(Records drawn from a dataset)
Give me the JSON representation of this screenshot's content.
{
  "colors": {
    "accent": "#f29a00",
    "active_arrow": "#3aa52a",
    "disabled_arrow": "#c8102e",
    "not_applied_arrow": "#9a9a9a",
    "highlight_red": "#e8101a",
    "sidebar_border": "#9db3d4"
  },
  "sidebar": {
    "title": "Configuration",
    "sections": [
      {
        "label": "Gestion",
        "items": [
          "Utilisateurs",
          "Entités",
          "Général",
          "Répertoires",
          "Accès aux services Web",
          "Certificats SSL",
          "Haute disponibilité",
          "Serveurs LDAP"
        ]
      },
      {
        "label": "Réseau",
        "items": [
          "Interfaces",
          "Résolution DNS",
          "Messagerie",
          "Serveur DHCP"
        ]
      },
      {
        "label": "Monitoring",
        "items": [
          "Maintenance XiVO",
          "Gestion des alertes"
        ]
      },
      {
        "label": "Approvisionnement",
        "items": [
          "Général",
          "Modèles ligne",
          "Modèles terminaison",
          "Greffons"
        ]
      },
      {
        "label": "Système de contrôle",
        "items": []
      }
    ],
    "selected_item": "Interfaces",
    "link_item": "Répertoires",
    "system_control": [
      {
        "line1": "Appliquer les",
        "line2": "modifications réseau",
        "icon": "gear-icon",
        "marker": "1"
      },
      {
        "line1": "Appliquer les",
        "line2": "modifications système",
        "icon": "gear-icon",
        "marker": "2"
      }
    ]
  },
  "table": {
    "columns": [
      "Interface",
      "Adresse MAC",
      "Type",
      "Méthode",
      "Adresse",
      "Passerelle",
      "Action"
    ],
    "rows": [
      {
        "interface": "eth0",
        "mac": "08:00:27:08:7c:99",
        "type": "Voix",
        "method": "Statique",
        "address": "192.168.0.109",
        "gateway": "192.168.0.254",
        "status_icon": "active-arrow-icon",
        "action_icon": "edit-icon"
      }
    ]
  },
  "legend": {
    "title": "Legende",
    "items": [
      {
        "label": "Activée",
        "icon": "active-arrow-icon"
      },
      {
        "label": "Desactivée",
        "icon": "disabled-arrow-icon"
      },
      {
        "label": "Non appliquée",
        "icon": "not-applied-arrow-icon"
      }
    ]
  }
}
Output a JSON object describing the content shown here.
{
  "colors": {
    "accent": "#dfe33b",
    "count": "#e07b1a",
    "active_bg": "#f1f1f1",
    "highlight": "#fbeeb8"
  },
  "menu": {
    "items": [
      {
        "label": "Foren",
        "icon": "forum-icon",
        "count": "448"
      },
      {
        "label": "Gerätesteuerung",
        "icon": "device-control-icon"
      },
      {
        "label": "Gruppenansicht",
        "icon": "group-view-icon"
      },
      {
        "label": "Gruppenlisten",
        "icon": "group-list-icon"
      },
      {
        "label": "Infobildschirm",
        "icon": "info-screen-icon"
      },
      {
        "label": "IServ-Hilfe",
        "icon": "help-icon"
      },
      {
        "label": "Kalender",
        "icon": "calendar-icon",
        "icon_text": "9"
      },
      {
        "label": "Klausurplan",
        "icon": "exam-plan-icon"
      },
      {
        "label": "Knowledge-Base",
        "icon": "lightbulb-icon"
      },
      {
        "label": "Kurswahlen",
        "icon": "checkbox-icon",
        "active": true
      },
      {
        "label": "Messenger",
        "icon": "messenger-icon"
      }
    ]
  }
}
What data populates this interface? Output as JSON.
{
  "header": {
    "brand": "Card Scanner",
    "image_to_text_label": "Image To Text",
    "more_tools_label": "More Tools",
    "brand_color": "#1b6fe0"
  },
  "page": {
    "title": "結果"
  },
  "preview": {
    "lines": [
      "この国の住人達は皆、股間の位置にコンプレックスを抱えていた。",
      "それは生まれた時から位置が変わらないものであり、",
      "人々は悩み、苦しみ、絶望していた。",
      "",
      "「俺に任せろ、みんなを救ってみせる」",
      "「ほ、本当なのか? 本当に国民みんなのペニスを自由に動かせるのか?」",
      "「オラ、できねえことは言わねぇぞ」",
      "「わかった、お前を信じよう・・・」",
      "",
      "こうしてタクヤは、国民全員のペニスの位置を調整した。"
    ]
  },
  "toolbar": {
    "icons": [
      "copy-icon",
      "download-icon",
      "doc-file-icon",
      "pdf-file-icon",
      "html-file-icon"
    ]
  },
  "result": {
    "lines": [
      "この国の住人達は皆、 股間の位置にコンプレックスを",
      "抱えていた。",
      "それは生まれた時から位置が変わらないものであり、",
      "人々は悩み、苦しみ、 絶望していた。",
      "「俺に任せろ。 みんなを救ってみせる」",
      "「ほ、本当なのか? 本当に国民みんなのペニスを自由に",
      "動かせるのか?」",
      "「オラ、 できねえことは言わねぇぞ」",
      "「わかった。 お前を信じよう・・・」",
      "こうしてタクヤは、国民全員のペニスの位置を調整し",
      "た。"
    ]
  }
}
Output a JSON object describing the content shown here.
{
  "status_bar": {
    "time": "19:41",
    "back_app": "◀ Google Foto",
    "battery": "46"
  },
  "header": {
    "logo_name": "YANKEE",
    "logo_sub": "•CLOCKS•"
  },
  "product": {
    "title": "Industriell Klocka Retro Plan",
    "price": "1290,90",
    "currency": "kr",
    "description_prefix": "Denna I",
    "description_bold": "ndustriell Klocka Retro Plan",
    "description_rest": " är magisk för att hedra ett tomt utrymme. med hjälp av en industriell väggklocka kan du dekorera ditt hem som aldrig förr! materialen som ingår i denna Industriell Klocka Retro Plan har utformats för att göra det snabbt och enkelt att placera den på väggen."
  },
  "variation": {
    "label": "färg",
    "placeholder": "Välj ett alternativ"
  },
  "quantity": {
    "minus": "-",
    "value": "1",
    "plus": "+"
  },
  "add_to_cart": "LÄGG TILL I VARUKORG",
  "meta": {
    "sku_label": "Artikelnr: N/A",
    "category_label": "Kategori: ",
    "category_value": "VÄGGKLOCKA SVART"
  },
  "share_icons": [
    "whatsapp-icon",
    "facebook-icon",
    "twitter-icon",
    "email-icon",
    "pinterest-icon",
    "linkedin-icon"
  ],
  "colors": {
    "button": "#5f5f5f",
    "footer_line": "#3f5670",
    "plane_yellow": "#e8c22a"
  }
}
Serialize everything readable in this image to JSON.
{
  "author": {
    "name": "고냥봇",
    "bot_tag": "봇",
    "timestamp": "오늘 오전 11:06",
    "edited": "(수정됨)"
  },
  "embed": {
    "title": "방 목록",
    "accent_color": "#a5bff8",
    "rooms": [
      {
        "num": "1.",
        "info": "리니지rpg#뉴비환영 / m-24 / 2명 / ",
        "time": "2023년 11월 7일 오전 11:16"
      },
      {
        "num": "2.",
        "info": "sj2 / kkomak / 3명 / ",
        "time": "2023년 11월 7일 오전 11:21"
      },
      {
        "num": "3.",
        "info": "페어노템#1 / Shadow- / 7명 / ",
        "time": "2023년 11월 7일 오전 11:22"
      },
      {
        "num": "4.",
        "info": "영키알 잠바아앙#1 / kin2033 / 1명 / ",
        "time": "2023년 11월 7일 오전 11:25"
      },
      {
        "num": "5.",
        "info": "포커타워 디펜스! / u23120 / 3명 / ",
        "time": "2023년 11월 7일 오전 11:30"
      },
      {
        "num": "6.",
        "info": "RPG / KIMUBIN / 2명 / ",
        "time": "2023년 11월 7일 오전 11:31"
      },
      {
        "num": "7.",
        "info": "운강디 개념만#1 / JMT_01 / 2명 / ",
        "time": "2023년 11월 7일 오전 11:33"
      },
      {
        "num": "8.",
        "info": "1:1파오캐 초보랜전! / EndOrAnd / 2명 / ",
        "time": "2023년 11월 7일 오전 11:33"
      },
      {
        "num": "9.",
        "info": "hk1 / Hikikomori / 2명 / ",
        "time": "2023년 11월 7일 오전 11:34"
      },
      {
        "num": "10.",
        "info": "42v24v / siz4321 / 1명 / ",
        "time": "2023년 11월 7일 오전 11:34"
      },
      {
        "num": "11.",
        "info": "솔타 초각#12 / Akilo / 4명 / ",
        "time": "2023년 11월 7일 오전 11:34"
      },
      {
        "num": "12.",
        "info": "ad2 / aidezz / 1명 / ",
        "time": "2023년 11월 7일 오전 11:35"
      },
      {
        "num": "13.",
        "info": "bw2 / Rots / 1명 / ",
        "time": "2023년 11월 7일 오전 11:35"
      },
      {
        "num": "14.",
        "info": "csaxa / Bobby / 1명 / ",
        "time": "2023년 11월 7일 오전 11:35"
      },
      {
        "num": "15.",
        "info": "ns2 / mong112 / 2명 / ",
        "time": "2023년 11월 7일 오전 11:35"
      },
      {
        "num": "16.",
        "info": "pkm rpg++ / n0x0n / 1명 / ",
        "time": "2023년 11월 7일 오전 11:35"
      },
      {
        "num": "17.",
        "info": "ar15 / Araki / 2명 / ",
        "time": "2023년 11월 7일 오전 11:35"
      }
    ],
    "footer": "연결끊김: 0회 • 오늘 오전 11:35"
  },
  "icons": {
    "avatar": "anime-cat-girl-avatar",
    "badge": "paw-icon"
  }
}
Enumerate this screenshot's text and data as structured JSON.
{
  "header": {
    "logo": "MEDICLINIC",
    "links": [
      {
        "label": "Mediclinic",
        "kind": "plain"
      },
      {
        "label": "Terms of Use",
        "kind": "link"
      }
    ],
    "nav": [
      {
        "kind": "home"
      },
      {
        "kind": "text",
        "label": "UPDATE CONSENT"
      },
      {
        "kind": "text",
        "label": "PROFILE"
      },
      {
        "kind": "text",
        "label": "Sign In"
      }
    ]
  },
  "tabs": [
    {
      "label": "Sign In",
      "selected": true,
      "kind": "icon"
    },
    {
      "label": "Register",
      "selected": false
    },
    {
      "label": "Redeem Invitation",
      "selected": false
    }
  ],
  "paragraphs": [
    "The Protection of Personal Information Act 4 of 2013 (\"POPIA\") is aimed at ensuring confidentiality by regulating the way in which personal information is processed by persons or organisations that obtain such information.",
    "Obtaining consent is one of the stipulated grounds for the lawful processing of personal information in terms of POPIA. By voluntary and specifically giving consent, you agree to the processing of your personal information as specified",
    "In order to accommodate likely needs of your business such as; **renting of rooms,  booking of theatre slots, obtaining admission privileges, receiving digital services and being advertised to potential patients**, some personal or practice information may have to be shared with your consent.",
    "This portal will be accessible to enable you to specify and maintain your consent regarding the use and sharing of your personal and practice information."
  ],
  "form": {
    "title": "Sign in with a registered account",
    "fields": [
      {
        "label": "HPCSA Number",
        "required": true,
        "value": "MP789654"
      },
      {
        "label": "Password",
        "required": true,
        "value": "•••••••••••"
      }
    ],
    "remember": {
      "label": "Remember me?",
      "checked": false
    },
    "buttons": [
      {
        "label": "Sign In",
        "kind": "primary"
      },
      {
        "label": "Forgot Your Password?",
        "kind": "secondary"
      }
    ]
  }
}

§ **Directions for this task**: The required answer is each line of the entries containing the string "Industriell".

§ **Solved problem**:
    "title": "Industriell Klocka Retro Plan",
    "description_rest": " är magisk för att hedra ett tomt utrymme. med hjälp av en industriell väggklocka kan du dekorera ditt hem som aldrig förr! materialen som ingår i denna Industriell Klocka Retro Plan har utformats för att göra det snabbt och enkelt att placera den på väggen."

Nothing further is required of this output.